_PROBLEM DETAILS:_ Your task is to copy the data exactly while leaving out every picture.

_AVAILABLE DATA:_
'''

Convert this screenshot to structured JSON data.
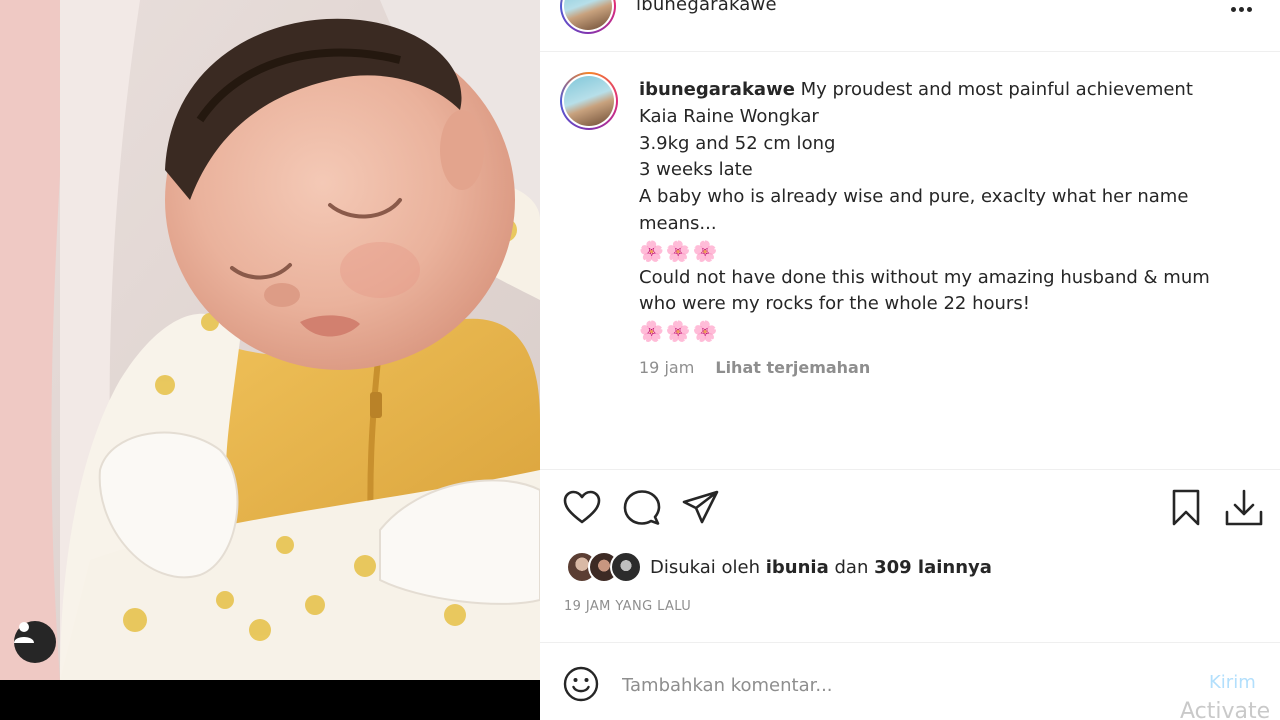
{
  "post": {
    "username": "ibunegarakawe",
    "caption": {
      "username": "ibunegarakawe",
      "lines": [
        "My proudest and most painful achievement",
        "Kaia Raine Wongkar",
        "3.9kg and 52 cm long",
        "3 weeks late",
        "A baby who is already wise and pure, exaclty what her name",
        "means..."
      ],
      "flowers_1": "🌸🌸🌸",
      "lines2": [
        "Could not have done this without my amazing husband & mum",
        "who were my rocks for the whole 22 hours!"
      ],
      "flowers_2": "🌸🌸🌸"
    },
    "caption_time": "19 jam",
    "translate_label": "Lihat terjemahan",
    "likes": {
      "prefix": "Disukai oleh",
      "liker": "ibunia",
      "connector": "dan",
      "others": "309 lainnya"
    },
    "timestamp": "19 JAM YANG LALU"
  },
  "comment": {
    "placeholder": "Tambahkan komentar...",
    "send_label": "Kirim"
  },
  "watermark": "Activate",
  "icons": {
    "more": "more-horizontal-icon",
    "like": "heart-icon",
    "comment": "comment-bubble-icon",
    "share": "paper-plane-icon",
    "save": "bookmark-icon",
    "download": "download-icon",
    "emoji": "smiley-icon",
    "user_tag": "user-icon"
  },
  "colors": {
    "send_disabled": "#b2dffc",
    "muted_text": "#8e8e8e",
    "onesie": "#e8b44a"
  }
}
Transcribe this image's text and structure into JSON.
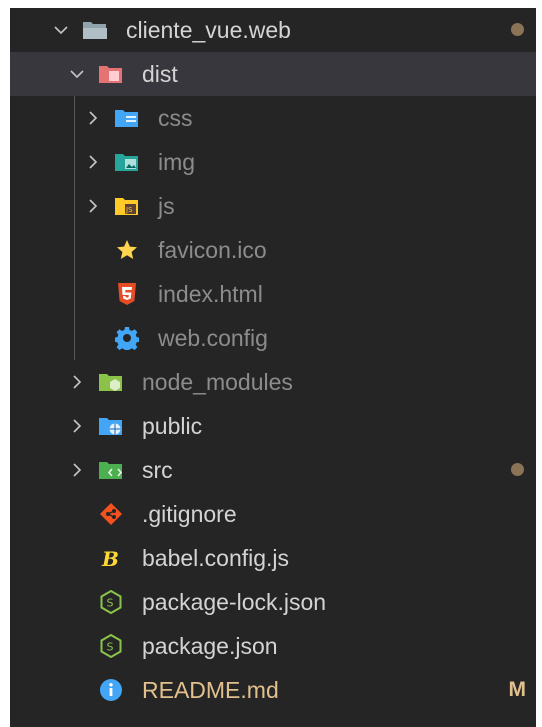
{
  "explorer": {
    "root": {
      "label": "cliente_vue.web",
      "modified": true
    },
    "dist": {
      "label": "dist"
    },
    "dist_children": {
      "css": "css",
      "img": "img",
      "js": "js",
      "favicon": "favicon.ico",
      "index": "index.html",
      "webconfig": "web.config"
    },
    "node_modules": "node_modules",
    "public": "public",
    "src": {
      "label": "src",
      "modified": true
    },
    "gitignore": ".gitignore",
    "babel": "babel.config.js",
    "package_lock": "package-lock.json",
    "package": "package.json",
    "readme": {
      "label": "README.md",
      "badge": "M"
    }
  },
  "colors": {
    "background": "#252526",
    "selected_row": "#37373d",
    "modified_dot": "#8b7355",
    "modified_badge": "#e2c08d",
    "folder_blue": "#90a4ae",
    "css_blue": "#42a5f5",
    "img_teal": "#26a69a",
    "js_yellow": "#ffca28",
    "star_yellow": "#ffd54f",
    "html_orange": "#e44d26",
    "gear_blue": "#42a5f5",
    "node_green": "#8bc34a",
    "src_green": "#4caf50",
    "git_orange": "#f4511e",
    "info_blue": "#42a5f5"
  }
}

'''

_FINAL ANSWER:_
Convert this screenshot to structured JSON data.
{
  "post": {
    "username": "ibunegarakawe",
    "caption": {
      "username": "ibunegarakawe",
      "lines": [
        "My proudest and most painful achievement",
        "Kaia Raine Wongkar",
        "3.9kg and 52 cm long",
        "3 weeks late",
        "A baby who is already wise and pure, exaclty what her name",
        "means..."
      ],
      "flowers_1": "🌸🌸🌸",
      "lines2": [
        "Could not have done this without my amazing husband & mum",
        "who were my rocks for the whole 22 hours!"
      ],
      "flowers_2": "🌸🌸🌸"
    },
    "caption_time": "19 jam",
    "translate_label": "Lihat terjemahan",
    "likes": {
      "prefix": "Disukai oleh",
      "liker": "ibunia",
      "connector": "dan",
      "others": "309 lainnya"
    },
    "timestamp": "19 JAM YANG LALU"
  },
  "comment": {
    "placeholder": "Tambahkan komentar...",
    "send_label": "Kirim"
  },
  "watermark": "Activate",
  "icons": {
    "more": "more-horizontal-icon",
    "like": "heart-icon",
    "comment": "comment-bubble-icon",
    "share": "paper-plane-icon",
    "save": "bookmark-icon",
    "download": "download-icon",
    "emoji": "smiley-icon",
    "user_tag": "user-icon"
  },
  "colors": {
    "send_disabled": "#b2dffc",
    "muted_text": "#8e8e8e",
    "onesie": "#e8b44a"
  }
}
Transcribe this image's text and structure into JSON.
{
  "explorer": {
    "root": {
      "label": "cliente_vue.web",
      "modified": true
    },
    "dist": {
      "label": "dist"
    },
    "dist_children": {
      "css": "css",
      "img": "img",
      "js": "js",
      "favicon": "favicon.ico",
      "index": "index.html",
      "webconfig": "web.config"
    },
    "node_modules": "node_modules",
    "public": "public",
    "src": {
      "label": "src",
      "modified": true
    },
    "gitignore": ".gitignore",
    "babel": "babel.config.js",
    "package_lock": "package-lock.json",
    "package": "package.json",
    "readme": {
      "label": "README.md",
      "badge": "M"
    }
  },
  "colors": {
    "background": "#252526",
    "selected_row": "#37373d",
    "modified_dot": "#8b7355",
    "modified_badge": "#e2c08d",
    "folder_blue": "#90a4ae",
    "css_blue": "#42a5f5",
    "img_teal": "#26a69a",
    "js_yellow": "#ffca28",
    "star_yellow": "#ffd54f",
    "html_orange": "#e44d26",
    "gear_blue": "#42a5f5",
    "node_green": "#8bc34a",
    "src_green": "#4caf50",
    "git_orange": "#f4511e",
    "info_blue": "#42a5f5"
  }
}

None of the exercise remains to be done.